John C. Parks
Stop Procrastinating and Get Things Done!
There never seems enough time in a day, week, or month to get things done. We rush around all day, multi-task, put out fires, work hard, and return home exhausted, hit repeat. Then, some super excel without stressing accomplish extraordinary things effortlessly. What makes the difference in people.
The reason for these emotional rollercoaster rides and loss of productivity is procrastination and pre-crastination. There are 24 hours in a day. Eight hours to sleep, 8 hours to work, and 8 hours to do whatever we want to do. The challenge is how we handle the 8 hours to work and 8 hours to do what we want. Ultimately, we spend 8 hours per day or the equivalent of 50 weeks per year working. Additionally, we spend 8 hours per day or the equivalent of 73 weeks per year doing what we want to do. Therefore, what is the problem in getting things done? There is one thing that determines our productivity – managing procrastination.
Many people lack self-control. When we cannot manage self-control, we tend to choose what is more pleasurable -the immediate procrastinated tasks instead of the actual works. By procrastinating, we avoid the complicated work. It is much easier to choose pleasure over pain. The common symptoms of procrastination are lack of vision, lack of time, and lack of organization. Identifying the type of procrastination you personally experience is an essential step for you to fix the problem at its root. Listed below are common reasons for procrastination.
PERFECTIONIST. Being perfect is the pleasure perfectionists want. However, often this leads to them being too scared to show any imperfections. Because of this, they frequently fail to complete things, as they are forever seeking the perfect timing or approach. Tasks end up never being completed because, in the eyes of the perfectionist, things are never perfect enough.
SELF SABOTAGE. Self-saboteurs develop a fear of making mistakes or doing anything wrong. Their way to avoid these mishaps is to do nothing at all. In the end, they may make few mistakes – but they also see fewer accomplishments.
FALSE SECURITY. Those who believe that deadlines can push them to do better. Instead of having a schedule to complete their work – they prefer to enjoy time doing their own thing before the deadline comes around.
INABILITY TO PRIORITIZE. These personality types cannot prioritize their work. They do what they feel like they should do, rather than thinking through what they need to do. Prioritizing tasks is a step that takes extra time, so they will feel it is not worth it. Because of this, they usually end up doing many effortless tasks that do not contribute much to their success. They are incessantly busy on low-impact tasks but seem oblivious to urgent, high-impact tasks.
Whether it is fear of failure, overwhelming feelings, avoidance, or convincing yourself, you are just too busy to get something done, and you can improve your productivity by minimizing your procrastination by using one or all of the methods listed below.
1. Re-Clarify Your Goals.

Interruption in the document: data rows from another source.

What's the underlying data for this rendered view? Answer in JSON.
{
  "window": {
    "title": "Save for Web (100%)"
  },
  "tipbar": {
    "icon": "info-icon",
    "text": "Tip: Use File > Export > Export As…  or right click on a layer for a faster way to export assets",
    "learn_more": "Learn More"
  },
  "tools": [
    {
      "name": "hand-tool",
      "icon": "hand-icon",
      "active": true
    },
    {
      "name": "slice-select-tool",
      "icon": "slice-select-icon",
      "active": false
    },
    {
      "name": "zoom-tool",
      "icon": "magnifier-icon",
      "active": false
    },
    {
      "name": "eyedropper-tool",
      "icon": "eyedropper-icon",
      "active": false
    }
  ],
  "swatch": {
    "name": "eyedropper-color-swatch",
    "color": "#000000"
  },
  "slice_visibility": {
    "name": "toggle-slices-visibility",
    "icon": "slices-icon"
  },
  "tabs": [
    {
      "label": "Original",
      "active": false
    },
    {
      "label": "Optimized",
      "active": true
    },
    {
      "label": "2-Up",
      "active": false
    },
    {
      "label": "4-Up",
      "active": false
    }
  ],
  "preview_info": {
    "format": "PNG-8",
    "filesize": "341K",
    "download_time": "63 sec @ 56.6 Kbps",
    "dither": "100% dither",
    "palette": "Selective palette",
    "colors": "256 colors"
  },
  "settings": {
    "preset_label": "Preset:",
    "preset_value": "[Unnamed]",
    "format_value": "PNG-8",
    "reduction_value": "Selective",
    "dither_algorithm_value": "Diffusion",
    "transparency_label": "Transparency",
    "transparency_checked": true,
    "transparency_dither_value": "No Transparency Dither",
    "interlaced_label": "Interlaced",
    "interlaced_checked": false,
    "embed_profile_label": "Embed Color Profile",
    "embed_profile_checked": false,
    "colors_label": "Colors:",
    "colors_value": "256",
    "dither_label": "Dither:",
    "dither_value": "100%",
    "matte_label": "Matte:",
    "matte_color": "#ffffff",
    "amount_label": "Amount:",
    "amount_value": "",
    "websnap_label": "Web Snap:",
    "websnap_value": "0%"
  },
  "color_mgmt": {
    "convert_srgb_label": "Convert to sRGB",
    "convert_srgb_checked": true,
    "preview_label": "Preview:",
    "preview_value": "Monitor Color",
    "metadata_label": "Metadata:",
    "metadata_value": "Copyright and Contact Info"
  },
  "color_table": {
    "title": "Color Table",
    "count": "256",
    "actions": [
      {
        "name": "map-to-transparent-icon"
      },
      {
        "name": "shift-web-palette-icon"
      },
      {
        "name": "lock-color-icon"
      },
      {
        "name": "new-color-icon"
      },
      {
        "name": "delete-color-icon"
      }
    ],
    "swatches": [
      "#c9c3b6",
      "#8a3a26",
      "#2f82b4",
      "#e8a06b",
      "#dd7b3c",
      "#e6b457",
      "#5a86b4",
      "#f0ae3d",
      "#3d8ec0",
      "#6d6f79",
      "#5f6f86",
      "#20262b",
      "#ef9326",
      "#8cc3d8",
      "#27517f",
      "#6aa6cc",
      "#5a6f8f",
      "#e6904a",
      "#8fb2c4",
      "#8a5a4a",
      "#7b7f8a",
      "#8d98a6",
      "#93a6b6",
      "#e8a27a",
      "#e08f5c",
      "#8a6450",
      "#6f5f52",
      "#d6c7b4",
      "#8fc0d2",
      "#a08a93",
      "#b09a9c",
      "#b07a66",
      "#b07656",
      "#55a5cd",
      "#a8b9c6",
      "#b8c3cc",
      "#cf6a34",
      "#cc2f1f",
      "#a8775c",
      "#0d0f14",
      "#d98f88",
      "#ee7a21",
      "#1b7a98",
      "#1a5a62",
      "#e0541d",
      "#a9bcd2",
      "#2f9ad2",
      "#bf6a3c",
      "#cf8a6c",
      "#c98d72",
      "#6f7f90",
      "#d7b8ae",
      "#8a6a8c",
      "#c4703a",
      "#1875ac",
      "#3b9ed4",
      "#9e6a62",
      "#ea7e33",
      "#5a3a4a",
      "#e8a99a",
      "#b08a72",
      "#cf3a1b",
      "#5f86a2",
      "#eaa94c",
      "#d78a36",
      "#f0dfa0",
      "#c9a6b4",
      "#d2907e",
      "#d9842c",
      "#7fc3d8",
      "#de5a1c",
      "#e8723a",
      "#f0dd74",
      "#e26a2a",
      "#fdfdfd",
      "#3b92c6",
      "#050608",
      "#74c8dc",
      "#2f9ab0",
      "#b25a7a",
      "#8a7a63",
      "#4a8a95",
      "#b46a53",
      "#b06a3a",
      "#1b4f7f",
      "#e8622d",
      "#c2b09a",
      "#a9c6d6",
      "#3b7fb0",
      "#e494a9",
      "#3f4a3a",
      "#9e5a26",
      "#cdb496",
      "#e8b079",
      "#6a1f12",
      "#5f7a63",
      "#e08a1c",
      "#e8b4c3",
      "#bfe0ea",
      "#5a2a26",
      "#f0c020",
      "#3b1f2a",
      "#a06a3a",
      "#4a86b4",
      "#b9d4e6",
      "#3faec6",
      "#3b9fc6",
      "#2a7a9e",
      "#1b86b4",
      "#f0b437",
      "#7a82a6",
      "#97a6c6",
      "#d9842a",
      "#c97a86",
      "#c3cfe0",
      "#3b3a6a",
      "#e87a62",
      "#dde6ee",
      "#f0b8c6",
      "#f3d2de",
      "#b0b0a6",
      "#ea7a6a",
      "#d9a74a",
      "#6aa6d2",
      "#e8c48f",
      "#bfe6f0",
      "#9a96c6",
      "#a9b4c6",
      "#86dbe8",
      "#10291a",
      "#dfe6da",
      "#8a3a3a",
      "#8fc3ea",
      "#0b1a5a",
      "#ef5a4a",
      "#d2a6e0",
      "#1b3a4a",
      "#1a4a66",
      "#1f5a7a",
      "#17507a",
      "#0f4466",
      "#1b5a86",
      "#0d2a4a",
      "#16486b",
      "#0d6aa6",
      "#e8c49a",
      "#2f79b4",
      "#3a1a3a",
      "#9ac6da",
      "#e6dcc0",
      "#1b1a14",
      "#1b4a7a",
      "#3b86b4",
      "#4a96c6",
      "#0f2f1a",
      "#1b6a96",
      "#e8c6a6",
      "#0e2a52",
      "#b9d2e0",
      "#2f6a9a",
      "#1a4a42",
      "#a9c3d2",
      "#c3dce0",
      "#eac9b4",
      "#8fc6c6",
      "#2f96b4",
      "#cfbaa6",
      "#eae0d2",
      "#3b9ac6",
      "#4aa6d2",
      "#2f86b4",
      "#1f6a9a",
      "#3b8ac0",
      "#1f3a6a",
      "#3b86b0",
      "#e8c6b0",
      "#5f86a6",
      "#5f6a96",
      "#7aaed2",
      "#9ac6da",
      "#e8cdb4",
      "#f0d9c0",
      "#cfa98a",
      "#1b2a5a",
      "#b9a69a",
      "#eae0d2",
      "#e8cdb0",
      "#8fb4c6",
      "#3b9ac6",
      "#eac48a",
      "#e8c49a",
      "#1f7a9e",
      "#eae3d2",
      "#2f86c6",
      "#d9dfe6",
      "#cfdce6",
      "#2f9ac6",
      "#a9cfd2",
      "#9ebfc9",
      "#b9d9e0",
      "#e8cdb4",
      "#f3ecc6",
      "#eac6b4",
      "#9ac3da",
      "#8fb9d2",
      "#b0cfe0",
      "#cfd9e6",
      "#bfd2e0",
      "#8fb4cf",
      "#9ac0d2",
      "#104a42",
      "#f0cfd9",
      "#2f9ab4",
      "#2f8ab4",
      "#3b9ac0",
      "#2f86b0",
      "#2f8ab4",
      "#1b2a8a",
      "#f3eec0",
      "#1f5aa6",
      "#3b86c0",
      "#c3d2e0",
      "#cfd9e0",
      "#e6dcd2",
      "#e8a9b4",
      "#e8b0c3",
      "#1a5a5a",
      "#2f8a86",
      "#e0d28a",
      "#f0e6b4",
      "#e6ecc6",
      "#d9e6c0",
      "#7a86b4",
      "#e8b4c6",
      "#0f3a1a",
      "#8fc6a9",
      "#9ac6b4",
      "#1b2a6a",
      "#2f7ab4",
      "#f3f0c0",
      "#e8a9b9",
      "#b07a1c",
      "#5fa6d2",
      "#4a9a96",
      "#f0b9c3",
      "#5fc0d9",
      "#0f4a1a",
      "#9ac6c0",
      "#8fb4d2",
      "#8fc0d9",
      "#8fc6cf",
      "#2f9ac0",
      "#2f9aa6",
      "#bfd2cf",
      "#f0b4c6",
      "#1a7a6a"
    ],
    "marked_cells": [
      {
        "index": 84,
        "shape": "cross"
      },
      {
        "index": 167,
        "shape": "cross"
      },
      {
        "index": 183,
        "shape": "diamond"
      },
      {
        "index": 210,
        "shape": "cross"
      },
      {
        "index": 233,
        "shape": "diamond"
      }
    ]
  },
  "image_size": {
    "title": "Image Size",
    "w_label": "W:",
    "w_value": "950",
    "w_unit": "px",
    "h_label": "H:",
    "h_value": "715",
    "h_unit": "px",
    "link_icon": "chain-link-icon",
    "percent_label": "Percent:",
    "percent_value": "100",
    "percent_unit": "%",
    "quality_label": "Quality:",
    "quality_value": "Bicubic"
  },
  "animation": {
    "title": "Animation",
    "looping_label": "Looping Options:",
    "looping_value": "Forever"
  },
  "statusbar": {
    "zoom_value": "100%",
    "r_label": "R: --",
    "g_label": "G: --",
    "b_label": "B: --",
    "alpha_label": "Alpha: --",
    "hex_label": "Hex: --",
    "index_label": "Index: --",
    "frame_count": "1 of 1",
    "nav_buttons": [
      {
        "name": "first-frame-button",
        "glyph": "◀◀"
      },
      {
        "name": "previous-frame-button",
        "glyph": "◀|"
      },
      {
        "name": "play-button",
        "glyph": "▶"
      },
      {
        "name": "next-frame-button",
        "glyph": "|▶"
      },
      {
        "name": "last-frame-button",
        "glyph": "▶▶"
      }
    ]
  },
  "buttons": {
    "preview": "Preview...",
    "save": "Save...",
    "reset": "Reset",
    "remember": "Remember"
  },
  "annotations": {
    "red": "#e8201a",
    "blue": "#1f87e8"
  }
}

Take time out to regroup and ask yourself what you want to achieve. Write things down, scribble them out, and rewrite.
2. Do the Difficult Tasks First. Even if you feel you are not a morning person, the beginning of the day is when your brain is most productive. Use this window of time to get the more complicated stuff done. Finishing many simple tasks at the beginning of the day, such as reading all the new emails, only gives you a false sense of achievement.
3. Block out time on your calendar for high pay-off items. Writing things down is powerful and psychologically increases your need to get things done and established realistic deadlines. Break down larger tasks into smaller ones and turn them into daily or weekly goals. Then, use a calendar block to identify times in the day for specific goals.
4. Reward Yourself. It is essential to acknowledge and reward yourself for achieving even small tasks. It creates a sense of motivation and releases those feel-good, productive emotions that spur you on to achieve even more. Make your reward proportional to the task you completed, so getting a bite-sized task done gets you a cup of your favorite coffee or snack.
The Bottom Line
Procrastination exists for many reasons, and only you know for yourself what these triggers are. Understanding what procrastination is and the source of your avoidance tendencies is essential in moving them out of the way and help you start the productivity momentum. Make eliminating procrastination a significant priority, and you will super achieve in all your endeavors!
Bishop John C. Parks, Th.D., BS, MBA, ESPO
August 19, 2020